Furthermore, and herein lies the true twist of brilliance in the film, it points blame in two directions at once; the one at Belfort, for the very real crimes he committed, and the other, at us, the audience. We are repulsed by Belfort, yes, and we are quick to condemn his drug abuse, or the fact that he hits his wife, but we also can't (or rather, we shouldn't) ignore the fact that we enable him and everyone else like him. The final shot of the film- the very last thing we see- is not Belfort lying broken in a ditch, or in jail, or weeping in shame. We see ourselves- another audience, staring at him with rapt attention as he teaches them how to sell. We created a world where he could exist, where other like him could thrive. And the scariest thing is when the movie ends, and you realize that between then and now, nothing's changed.
History does not happen in a bubble. The crash that set up Belfort's path happened in the 80's. His scheme came to light in the 90's. And just 15 years or so later, the exact same sort of aggressively greedy characters- people who maybe don't do as many drugs or screw as many prostitutes as the film's Belfort does, but who have the same juvenile, male drive on autopilot- were left free to work their devious magic again, with results even more far-reaching and tragic. And as of right now, it's only a matter of time before it happens again, because, again like Belfort, those responsible the last time around were never brought to task. Never made to feel the pain they'd inflicted on so many others. And it's that brutal reality that Wolf brings home so effectively. It's three full hours of the male id on overdrive, and it's because of how well it does that, not in spite of it, that The Wolf of Wall Street is one of the best movies of the year.

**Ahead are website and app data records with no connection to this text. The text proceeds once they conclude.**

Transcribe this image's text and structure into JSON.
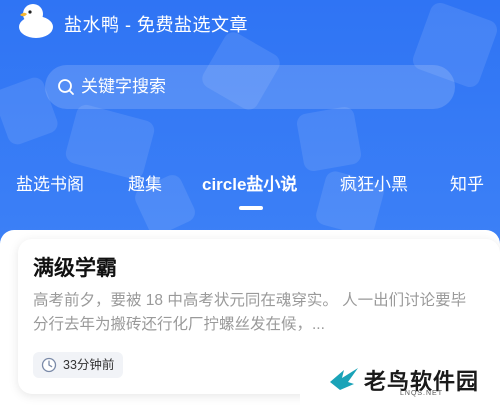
{
  "header": {
    "app_title": "盐水鸭 - 免费盐选文章"
  },
  "search": {
    "placeholder": "关键字搜索"
  },
  "tabs": [
    {
      "label": "盐选书阁",
      "active": false
    },
    {
      "label": "趣集",
      "active": false
    },
    {
      "label": "circle盐小说",
      "active": true
    },
    {
      "label": "疯狂小黑",
      "active": false
    },
    {
      "label": "知乎",
      "active": false
    }
  ],
  "article": {
    "title": "满级学霸",
    "summary": "高考前夕，要被 18 中高考状元同在魂穿实。 人一出们讨论要毕分行去年为搬砖还行化厂拧螺丝发在候，...",
    "time": "33分钟前"
  },
  "watermark": {
    "text": "老鸟软件园",
    "sub": "LNQS.NET"
  },
  "colors": {
    "primary_blue": "#3a7bf5",
    "card_background": "#ffffff",
    "summary_gray": "#9a9a9a"
  },
  "icons": {
    "search": "search-icon",
    "clock": "clock-icon",
    "logo": "duck-logo-icon"
  }
}
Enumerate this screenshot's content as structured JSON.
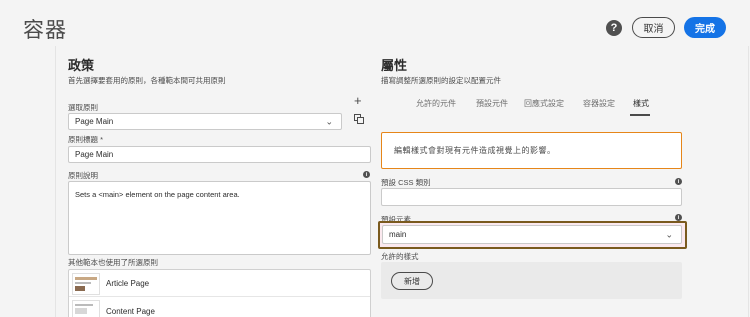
{
  "header": {
    "title": "容器",
    "help_label": "?",
    "cancel_label": "取消",
    "done_label": "完成"
  },
  "policy": {
    "title": "政策",
    "description": "首先選擇要套用的原則，各種範本間可共用原則",
    "select_label": "選取原則",
    "select_value": "Page Main",
    "add_label": "+",
    "title_label": "原則標題 *",
    "title_value": "Page Main",
    "desc_label": "原則說明",
    "desc_value": "Sets a <main> element on the page content area.",
    "info_label": "i",
    "used_by_label": "其他範本也使用了所選原則",
    "used_by": [
      {
        "label": "Article Page"
      },
      {
        "label": "Content Page"
      }
    ]
  },
  "properties": {
    "title": "屬性",
    "description": "描寫調整所選原則的設定以配置元件",
    "tabs": [
      {
        "label": "允許的元件"
      },
      {
        "label": "預設元件"
      },
      {
        "label": "回應式設定"
      },
      {
        "label": "容器設定"
      },
      {
        "label": "樣式"
      }
    ],
    "notice": "編輯樣式會對現有元件造成視覺上的影響。",
    "default_css_label": "預設 CSS 類別",
    "default_css_value": "",
    "default_element_label": "預設元素",
    "default_element_value": "main",
    "allowed_styles_label": "允許的樣式",
    "add_button_label": "新增",
    "info_label": "i"
  },
  "colors": {
    "accent": "#1473e6",
    "notice_border": "#e68619",
    "highlight_border": "#7a5a1e"
  }
}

So take a good look, people. Set an evening aside in the near future to watch Wolf of Wall Street. Pay close attention to it. These are the people we worship as exemplars of working hard to achieve the American dream. These are the much-lauded "job-creators" we apparently can't live without. These are the men (emphasis on men) to whom we have granted custody over our financial and economic health. These are the people our politicians don't dare offend with higher taxes. Are you pleased with our choice?